If we opt for independence it does not mean that we stop producing people who achieve and thrive but I believe that it is easier to reach your potential working together as part of the United Kingdom.
But we are restless, we are reformers, we want a better Britain. A better Britain with power resting where it is best exercised. A better Britain with home rule.
As Liberals we have a natural suspicion of unhealthy concentrations of power whether that be in government, business or elsewhere. We believe power is best exercised locally as it leads to connected and more responsive decision making.
For us Home Rule means a massive transfer of financial and constitutional power to the Scottish Parliament and thereon to local communities.
But we do not believe that constitutional change with Home Rule is an end in its own right. It is the means to the end. It’s because we want to transform society for the better.
I want to give every child the best start in life to break the intergenerational cycles of poverty. Not only will it enrich their life but also enable them to contribute to the common good of the nation.
I want to tackle the challenges that our environment faces with global warming and energy.
I want to enable our society to endure with the ageing population.
That other great Liberal Beveridge had five evils: Squalor, Ignorance, Want, Idleness, Disease.
I believe the great challenges of our age are as big as those evils: poverty, the environment and a population getting older with fewer young people to support them.
It’s why I am a strong supporter of education especially early education before the age of three to give kids a hand up out of poverty.
It’s why I am strong supporter of renewable energy and opponent of desperate attempts to resuscitate failing coal mines.
And it’s why I am in favour of voluntary action with an enabling state that builds community capacity to sustain our standards of living.
I want to tell you some good news.
With the support of the Joseph Rowntree Reform Trust I have created a special project to support our campaign for Home Rule.
I have agreed with the Trust that this two-year project will develop plans to utilise the tax powers that we will secure in 2015 and through our Home Rule plans by 2020.
In that time we will be able to set out a strong vision of how Home Rule for Scotland – a Liberal Democrat idea – can tackle the challenges of our age and move Scotland to be a more socially just and sustainable place.
I want us to set the pace, develop the ideas and win the campaign for the new Scotland. Our country needs us to look to the long term – and that is what the Liberal Democrats will do.

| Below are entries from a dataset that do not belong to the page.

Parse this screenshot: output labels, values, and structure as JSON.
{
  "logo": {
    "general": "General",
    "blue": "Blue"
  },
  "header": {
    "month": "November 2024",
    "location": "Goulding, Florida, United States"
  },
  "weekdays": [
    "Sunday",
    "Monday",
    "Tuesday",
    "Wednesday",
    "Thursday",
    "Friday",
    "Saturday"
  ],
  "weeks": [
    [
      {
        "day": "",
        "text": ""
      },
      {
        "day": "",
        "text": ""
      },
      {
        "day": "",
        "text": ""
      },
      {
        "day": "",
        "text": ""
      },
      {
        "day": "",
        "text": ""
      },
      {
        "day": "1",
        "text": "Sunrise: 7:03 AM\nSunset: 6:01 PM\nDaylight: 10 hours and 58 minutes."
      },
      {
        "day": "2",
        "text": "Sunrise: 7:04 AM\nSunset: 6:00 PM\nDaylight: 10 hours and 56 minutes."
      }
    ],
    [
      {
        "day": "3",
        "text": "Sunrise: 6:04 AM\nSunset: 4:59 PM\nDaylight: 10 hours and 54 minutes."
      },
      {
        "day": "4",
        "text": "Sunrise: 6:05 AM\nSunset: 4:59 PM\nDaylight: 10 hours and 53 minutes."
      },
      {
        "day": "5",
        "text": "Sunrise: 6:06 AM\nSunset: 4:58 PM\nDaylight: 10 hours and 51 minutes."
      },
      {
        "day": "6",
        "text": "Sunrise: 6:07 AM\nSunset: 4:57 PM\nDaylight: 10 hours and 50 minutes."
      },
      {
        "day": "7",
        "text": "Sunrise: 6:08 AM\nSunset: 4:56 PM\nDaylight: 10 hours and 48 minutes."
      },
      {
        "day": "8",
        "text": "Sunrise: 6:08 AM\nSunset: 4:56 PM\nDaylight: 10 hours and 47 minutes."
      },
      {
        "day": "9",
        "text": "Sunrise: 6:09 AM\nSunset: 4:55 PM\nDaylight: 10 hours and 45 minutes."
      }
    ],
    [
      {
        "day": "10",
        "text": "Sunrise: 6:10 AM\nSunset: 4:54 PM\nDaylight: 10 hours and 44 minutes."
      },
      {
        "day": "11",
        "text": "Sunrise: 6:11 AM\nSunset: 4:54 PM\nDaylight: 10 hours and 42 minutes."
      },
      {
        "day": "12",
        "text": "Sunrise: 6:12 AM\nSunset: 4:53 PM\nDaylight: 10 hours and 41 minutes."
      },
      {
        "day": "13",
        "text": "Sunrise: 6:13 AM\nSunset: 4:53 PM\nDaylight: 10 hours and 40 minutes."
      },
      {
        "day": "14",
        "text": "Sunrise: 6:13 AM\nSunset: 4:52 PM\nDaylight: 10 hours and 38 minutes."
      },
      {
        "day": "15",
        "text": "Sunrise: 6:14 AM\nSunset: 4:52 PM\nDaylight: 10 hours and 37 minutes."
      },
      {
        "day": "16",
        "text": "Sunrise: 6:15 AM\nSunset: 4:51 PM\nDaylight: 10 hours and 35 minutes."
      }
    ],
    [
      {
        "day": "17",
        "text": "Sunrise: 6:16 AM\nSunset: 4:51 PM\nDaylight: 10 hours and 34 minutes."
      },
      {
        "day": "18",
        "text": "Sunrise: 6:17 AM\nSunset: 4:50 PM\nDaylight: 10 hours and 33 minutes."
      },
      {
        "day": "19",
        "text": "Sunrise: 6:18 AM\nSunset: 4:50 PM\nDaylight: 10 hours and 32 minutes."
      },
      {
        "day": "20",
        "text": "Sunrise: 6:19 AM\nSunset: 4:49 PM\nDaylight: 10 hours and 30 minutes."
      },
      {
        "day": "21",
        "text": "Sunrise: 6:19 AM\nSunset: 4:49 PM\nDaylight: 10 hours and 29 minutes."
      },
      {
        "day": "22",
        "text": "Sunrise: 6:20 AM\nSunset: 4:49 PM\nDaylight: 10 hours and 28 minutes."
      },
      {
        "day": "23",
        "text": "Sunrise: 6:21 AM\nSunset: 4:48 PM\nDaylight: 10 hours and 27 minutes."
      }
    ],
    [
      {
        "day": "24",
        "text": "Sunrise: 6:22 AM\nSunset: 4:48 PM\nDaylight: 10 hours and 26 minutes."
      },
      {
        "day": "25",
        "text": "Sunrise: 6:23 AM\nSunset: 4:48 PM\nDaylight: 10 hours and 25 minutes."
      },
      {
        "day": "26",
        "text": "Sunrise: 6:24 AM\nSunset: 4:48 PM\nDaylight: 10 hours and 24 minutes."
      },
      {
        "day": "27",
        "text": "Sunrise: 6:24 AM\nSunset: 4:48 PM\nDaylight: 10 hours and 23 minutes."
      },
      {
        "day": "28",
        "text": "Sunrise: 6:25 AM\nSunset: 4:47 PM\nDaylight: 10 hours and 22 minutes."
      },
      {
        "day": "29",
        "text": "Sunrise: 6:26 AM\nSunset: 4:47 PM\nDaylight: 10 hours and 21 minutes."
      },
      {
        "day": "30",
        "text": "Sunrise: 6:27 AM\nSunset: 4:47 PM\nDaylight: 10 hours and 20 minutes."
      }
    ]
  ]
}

I am sure when Gladstone addressed the crowds at the St. Andrews Hall he would be pleased the legacy of his Midlothian Campaign would endure to now. But he would be disappointed that we had not yet delivered that change. I am determined that we will not be the generation that lets him down.